All lines holding the word "result" should be located in the records and copied.

** Data follows **

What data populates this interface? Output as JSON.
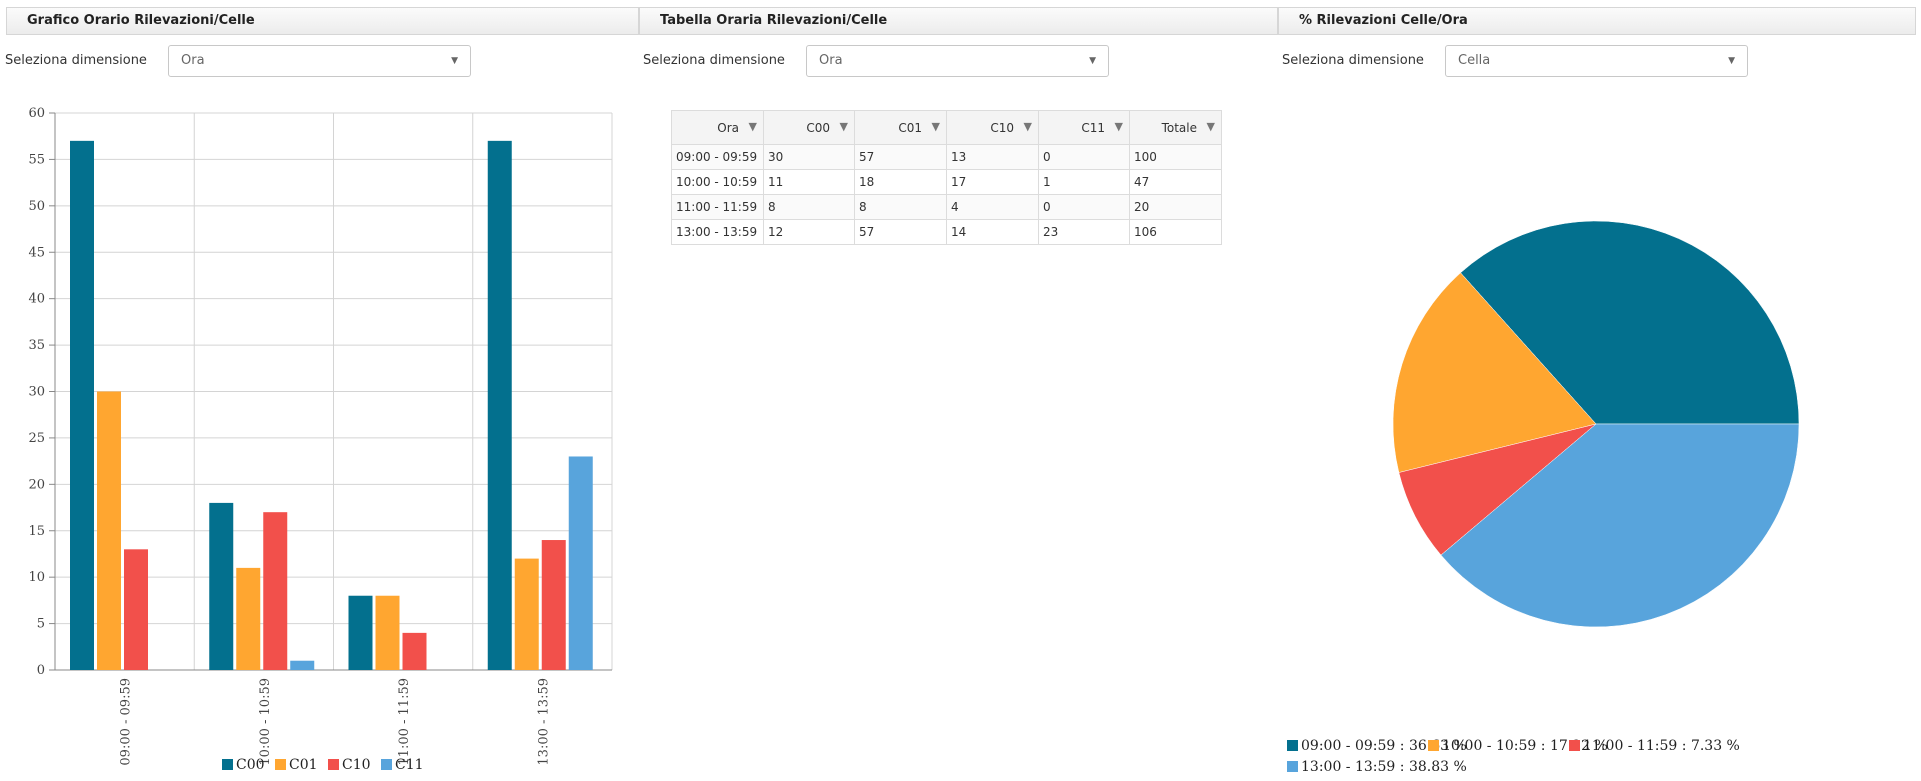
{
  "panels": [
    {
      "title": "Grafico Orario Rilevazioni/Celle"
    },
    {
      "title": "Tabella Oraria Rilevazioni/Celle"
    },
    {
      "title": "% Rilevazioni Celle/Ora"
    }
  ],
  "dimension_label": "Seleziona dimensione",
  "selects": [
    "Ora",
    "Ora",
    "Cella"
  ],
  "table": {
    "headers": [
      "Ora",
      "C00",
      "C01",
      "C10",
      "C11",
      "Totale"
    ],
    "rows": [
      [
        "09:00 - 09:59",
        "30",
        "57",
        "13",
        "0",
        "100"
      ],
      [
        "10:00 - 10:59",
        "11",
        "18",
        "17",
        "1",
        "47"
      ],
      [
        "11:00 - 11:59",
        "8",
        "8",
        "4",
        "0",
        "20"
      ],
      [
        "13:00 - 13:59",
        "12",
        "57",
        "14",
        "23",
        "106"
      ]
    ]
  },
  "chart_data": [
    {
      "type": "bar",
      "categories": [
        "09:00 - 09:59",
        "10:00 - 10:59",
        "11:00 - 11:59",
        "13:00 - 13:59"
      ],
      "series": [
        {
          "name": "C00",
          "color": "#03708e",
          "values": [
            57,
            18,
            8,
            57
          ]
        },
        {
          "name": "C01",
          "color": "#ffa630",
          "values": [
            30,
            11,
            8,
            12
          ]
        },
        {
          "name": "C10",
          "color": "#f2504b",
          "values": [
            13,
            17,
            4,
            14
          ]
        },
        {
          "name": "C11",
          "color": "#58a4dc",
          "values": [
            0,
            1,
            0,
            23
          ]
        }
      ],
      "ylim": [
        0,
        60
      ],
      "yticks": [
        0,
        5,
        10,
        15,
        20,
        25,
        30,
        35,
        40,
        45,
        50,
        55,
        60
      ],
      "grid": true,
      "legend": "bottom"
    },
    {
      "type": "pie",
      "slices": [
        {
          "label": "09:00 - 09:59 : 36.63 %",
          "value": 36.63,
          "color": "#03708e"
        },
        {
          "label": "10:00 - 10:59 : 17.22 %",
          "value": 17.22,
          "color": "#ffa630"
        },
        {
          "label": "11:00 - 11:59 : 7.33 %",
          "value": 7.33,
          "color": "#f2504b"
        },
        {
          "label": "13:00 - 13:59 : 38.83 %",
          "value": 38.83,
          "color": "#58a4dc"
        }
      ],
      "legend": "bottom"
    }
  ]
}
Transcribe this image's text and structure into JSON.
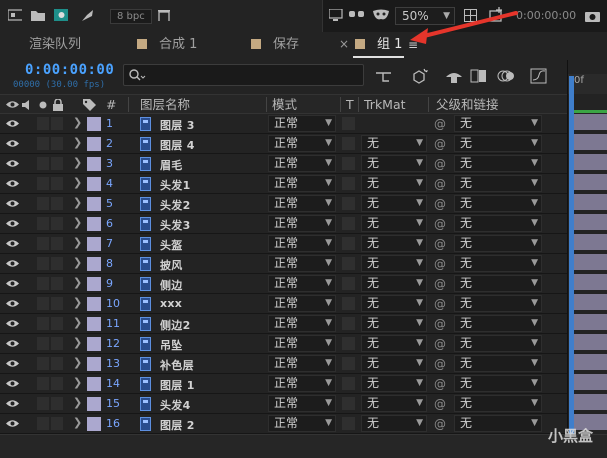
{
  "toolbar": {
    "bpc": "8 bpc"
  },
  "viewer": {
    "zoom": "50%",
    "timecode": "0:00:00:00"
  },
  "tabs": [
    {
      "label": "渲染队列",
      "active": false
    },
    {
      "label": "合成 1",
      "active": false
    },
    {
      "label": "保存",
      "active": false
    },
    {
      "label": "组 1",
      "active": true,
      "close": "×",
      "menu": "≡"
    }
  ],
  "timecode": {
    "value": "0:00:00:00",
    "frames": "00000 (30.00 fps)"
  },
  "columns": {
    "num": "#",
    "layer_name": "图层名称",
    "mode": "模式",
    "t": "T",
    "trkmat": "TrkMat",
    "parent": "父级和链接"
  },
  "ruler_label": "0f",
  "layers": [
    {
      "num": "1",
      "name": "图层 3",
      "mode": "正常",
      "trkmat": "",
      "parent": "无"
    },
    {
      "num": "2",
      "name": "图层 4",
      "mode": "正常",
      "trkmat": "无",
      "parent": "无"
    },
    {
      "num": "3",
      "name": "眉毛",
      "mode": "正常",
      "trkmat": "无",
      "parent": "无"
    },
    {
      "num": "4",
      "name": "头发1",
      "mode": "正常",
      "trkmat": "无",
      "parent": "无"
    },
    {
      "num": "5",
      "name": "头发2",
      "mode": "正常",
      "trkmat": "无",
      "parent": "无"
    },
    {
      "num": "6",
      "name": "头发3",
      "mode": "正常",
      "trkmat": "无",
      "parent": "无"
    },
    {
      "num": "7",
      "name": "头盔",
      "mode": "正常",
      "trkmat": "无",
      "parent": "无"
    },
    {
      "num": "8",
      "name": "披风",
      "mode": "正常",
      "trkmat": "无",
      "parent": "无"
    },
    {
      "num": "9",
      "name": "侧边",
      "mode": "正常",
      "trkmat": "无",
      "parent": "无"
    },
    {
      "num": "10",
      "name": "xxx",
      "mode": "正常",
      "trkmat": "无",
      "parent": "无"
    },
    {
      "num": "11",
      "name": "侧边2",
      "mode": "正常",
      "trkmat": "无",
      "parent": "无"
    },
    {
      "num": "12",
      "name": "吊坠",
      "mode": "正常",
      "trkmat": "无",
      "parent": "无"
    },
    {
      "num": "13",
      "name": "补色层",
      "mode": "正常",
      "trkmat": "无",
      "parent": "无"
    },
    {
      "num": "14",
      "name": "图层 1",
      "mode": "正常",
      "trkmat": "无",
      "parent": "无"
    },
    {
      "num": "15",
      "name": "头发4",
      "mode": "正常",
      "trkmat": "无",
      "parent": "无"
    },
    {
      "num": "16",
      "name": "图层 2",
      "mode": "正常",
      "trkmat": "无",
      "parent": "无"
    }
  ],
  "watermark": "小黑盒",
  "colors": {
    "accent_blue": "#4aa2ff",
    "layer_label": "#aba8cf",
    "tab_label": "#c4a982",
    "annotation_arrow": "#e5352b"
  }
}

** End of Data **
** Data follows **

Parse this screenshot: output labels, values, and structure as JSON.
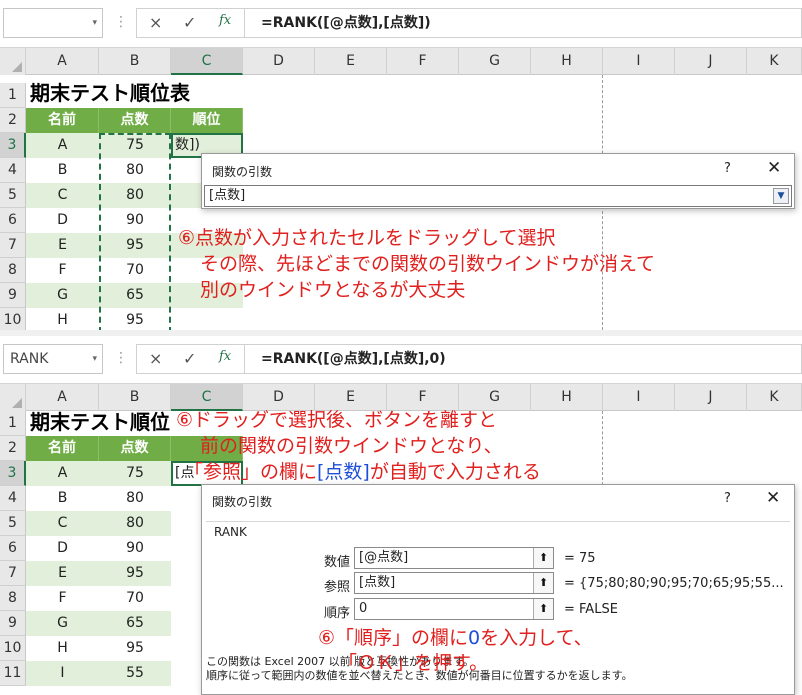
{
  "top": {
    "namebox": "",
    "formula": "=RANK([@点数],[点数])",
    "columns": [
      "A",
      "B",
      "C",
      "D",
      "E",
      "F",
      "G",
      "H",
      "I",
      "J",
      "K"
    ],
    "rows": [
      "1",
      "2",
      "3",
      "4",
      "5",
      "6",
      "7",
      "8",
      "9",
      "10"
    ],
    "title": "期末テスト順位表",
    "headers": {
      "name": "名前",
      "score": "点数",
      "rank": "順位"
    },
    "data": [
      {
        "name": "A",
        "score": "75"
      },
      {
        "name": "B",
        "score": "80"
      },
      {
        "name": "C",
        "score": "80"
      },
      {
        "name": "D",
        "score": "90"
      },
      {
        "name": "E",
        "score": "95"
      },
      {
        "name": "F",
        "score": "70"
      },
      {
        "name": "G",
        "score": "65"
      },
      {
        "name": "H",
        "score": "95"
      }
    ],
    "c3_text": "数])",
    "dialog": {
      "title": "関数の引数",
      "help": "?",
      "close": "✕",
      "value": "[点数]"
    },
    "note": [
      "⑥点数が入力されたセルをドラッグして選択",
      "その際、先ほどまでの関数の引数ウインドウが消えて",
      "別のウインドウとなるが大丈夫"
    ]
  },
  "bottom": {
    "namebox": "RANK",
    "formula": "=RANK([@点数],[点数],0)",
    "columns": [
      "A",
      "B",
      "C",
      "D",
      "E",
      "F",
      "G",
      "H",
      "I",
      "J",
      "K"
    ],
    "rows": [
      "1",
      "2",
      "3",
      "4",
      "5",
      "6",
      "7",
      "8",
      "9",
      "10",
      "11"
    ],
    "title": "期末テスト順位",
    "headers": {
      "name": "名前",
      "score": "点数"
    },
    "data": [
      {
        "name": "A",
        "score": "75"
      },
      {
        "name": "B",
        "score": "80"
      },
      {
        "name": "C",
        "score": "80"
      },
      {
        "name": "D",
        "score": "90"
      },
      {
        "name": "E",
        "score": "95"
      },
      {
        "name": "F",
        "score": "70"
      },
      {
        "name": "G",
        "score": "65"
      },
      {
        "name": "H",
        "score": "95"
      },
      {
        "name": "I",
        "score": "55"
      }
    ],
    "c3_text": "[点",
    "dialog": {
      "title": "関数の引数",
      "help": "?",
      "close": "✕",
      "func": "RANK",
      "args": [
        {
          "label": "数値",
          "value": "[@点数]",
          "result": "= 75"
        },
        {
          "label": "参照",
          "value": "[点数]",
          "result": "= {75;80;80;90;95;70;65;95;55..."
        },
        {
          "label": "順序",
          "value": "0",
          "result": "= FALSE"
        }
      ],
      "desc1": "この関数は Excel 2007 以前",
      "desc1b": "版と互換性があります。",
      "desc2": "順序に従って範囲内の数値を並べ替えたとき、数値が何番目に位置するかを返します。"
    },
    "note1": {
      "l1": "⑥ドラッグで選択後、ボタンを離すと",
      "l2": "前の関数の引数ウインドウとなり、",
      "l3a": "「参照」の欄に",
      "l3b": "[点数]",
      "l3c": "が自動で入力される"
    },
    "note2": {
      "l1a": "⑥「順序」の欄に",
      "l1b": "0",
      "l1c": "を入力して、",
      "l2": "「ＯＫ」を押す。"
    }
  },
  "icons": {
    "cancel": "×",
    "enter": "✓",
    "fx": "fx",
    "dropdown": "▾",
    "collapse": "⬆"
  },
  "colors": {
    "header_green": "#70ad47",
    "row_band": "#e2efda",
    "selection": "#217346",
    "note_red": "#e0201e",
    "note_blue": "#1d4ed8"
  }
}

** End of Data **

▸ **Expected answer**:
          "result": "= 75"
          "result": "= {75;80;80;90;95;70;65;95;55..."
          "result": "= FALSE"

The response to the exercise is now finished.